04 November 2016
Jerusalem 1000-1400: Four Gospels in Arabic
In a recent post in our Medieval Manuscripts blog (Every People Under Heaven), Cillian O'Hogan wrote about the early 13th century Harley Greek Gospels and the 12th century Melisende Psalter and its ivories which are currently on display at the Metropolitan Museum of Art in a stunning exhibition Jerusalem 1000-1400: Every People Under Heaven. With some 200 exhibits from 60 lenders from all over the world, the exhibition tells the story of Jerusalem, a polyglot city and cultural centre during the Crusades, the rule of the Ayyubids and the Mamluk Empire. In this post I will highlight one of our Arabic loans, Add.MS.11856, a translation of the four Gospels, copied in Palestine in 1336.
Although the Bible may have been translated into Arabic as early as the late seventh century, it was during the eighth and especially the ninth centuries that translations were made under Christian patronage. These were produced in the multilingual monastic communities of Palestine. The earliest surviving dated manuscript of the Gospels in Arabic is dated 859 and is in the library of the Monastery of St. Catherine at Mount Sinai (Griffith, p. 113). In his 'Abridged List of the Arabic Gospel Manuscripts' Hikmat Kashouh (below, pp. 55-8) lists 18 copies in the British Library collections of which the oldest, Add.MS.14467, dates from the 10th century. Add.MS.11856 is a copy of what became known as the Arabic Vulgate version which, translated from Greek, Syriac and Coptic, developed by the 13th century and remained the standard Arabic version until modern times.

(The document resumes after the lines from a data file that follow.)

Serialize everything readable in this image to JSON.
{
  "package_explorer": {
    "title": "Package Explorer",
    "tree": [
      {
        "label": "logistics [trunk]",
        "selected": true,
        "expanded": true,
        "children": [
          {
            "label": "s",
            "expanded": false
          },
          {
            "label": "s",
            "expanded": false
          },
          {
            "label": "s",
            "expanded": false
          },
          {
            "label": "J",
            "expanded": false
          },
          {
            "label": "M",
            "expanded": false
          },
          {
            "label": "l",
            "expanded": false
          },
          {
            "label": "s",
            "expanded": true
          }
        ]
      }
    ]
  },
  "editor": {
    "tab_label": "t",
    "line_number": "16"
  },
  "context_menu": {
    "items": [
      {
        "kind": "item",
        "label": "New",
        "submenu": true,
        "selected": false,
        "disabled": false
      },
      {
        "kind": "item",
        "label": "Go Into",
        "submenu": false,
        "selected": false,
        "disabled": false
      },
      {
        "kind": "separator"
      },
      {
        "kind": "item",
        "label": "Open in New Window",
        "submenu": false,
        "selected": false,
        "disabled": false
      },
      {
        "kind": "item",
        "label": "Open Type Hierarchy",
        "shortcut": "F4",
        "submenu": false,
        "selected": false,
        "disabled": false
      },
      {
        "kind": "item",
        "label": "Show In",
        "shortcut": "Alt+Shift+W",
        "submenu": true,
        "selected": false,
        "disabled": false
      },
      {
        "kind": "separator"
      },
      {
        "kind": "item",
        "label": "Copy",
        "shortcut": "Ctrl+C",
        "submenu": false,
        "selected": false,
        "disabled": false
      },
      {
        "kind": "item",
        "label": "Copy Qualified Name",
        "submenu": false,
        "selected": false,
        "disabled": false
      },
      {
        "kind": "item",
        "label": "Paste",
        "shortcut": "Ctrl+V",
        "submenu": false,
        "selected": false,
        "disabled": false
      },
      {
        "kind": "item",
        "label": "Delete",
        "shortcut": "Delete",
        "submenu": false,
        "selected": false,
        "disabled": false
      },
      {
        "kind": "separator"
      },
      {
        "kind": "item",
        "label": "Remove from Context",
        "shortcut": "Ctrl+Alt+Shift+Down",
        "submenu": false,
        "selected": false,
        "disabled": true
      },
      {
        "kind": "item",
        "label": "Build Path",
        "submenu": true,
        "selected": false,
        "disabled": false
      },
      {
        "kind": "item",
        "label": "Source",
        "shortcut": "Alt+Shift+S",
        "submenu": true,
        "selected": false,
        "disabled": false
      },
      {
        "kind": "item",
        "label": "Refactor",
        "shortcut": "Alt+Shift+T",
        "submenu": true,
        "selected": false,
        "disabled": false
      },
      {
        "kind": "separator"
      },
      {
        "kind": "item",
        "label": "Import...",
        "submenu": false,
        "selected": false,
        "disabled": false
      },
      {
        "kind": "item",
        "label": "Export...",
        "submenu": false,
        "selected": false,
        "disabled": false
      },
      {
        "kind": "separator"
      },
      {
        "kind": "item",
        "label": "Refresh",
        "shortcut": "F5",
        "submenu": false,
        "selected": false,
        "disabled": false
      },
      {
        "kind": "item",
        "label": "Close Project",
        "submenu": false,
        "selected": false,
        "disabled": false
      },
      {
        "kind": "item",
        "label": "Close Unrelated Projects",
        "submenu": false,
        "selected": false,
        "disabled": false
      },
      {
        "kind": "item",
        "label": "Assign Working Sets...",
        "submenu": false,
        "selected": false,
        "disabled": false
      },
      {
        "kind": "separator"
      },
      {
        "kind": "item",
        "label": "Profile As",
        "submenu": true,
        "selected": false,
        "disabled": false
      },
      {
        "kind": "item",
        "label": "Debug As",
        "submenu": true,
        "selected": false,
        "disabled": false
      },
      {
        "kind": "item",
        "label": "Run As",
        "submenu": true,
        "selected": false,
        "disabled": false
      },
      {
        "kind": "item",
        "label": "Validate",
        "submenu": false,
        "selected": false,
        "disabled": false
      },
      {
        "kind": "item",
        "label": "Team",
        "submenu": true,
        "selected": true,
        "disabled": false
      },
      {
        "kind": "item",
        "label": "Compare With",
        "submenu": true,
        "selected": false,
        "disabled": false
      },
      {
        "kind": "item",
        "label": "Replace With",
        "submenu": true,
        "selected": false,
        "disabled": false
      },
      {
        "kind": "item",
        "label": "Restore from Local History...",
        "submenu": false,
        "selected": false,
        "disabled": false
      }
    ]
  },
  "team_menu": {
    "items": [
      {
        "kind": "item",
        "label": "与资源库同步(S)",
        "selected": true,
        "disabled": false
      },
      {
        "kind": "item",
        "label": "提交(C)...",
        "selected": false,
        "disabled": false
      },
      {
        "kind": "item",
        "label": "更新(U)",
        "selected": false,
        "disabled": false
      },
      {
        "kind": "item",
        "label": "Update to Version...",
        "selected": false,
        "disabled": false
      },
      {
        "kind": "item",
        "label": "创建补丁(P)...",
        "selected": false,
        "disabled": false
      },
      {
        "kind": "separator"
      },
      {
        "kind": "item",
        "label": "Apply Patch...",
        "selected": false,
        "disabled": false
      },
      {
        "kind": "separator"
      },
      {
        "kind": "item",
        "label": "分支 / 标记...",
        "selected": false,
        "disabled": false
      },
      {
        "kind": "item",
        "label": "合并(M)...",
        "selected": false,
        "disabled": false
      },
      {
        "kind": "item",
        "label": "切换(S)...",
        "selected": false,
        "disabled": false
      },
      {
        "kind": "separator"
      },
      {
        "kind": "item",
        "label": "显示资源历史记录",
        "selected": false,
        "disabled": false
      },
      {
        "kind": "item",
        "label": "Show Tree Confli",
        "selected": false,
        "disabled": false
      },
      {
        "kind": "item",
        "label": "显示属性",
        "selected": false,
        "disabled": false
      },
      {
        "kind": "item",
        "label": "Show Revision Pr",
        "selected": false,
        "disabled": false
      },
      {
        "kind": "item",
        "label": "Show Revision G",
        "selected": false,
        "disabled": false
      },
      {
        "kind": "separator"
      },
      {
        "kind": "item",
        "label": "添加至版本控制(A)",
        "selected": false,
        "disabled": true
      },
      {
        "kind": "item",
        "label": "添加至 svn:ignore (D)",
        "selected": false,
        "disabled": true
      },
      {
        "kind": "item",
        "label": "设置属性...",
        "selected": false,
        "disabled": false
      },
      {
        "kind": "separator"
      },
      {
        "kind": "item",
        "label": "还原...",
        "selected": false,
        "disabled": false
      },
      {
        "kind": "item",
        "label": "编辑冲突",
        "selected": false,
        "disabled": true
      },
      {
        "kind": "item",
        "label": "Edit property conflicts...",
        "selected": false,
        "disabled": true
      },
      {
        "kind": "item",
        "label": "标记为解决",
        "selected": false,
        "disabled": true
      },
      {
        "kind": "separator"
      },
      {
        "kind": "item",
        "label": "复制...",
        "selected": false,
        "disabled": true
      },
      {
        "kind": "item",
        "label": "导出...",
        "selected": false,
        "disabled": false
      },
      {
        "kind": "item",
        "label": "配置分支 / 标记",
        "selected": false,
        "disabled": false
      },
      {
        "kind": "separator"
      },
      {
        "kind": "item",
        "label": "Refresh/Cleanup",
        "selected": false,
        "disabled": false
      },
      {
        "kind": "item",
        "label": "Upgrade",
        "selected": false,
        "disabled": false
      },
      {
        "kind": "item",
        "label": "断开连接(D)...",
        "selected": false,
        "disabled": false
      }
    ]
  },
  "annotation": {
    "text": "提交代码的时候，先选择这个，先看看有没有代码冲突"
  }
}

Our manuscript, Add.MS.11856, was completed on 20 Jumada I AH 737 (25 Dec. 1336) and includes four portraits of the evangelists, a double page illuminated heading at the beginning and three single page headings at the start of the following Gospels. The copyist was Yūsuf ibn Walī al-Dawlah Mīkhāʼīl ibn Faḍl Allāh, the Treasury scribe (kātib al-khizānah). Originating in Palestine, the manuscript had various owners, one being the early Albanian writer and national hero Peter Bogdani (ca. 1630-89), Archbishop of Skopje and alumnus of the Collegio di Propaganda Fide, Rome, to which he subsequently presented it. It was acquired in 1841 by the British Museum as part of the collection of Samuel Butler (1774-1839), Bishop of Lichfield.
Perhaps the most striking feature of this manuscript is its illumination and decoration which clearly demonstrate the cosmopolitan nature of the community in which it was written. Each Gospel is introduced by a portrait of its author holding a copy of the book, but whereas these portraits are based on Byzantine models, the opening and the introductory leaves to each Gospel are richly decorated in a carpet page design - so called because of its close resemblance to intricately woven carpets - which is in keeping with Qur'ans dating from the Mamluk period. The opening of each Gospel consists of two illuminated bands containing the title above and below while the central panel is filled with an abstract geometrical pattern. Decorative rosettes in the margins complete the design.
The exhibition Jerusalem 1000-1400: Every People Under Heaven is open at the Met. until 8 January 2017. If you don't have the opportunity to go in person, there is a detailed catalogue available by the exhibition curators Barbara Drake Boehm and Melanie Holcomb.
This manuscript has now been digitised and will shortly be available on our Digitised Manuscripts site, so watch this space for more details!
W. Cureton and C. Rieu, Catalogus codicum manuscriptorum orientalium qui in Museo Britannico asservantur. Pars secunda, codices arabicos amplectens. London: British Museum, 1846-71, pp. 11-13.
Barbara Drake Boehm and Melanie Holcomb, Jerusalem, 1000-1400 : every people under heaven. New York: The Metropolitan Museum of Art, 2016.
Hikmat Kashouh, The Arabic Versions of the Gospels: the Manuscripts and their Families, Berlin: De Gruyter, c2012.
Sidney H. Griffith, The Bible in Arabic: the Scriptures of the "People of the Book" in the Language of Islam. Princeton: Princeton University Press, c2013.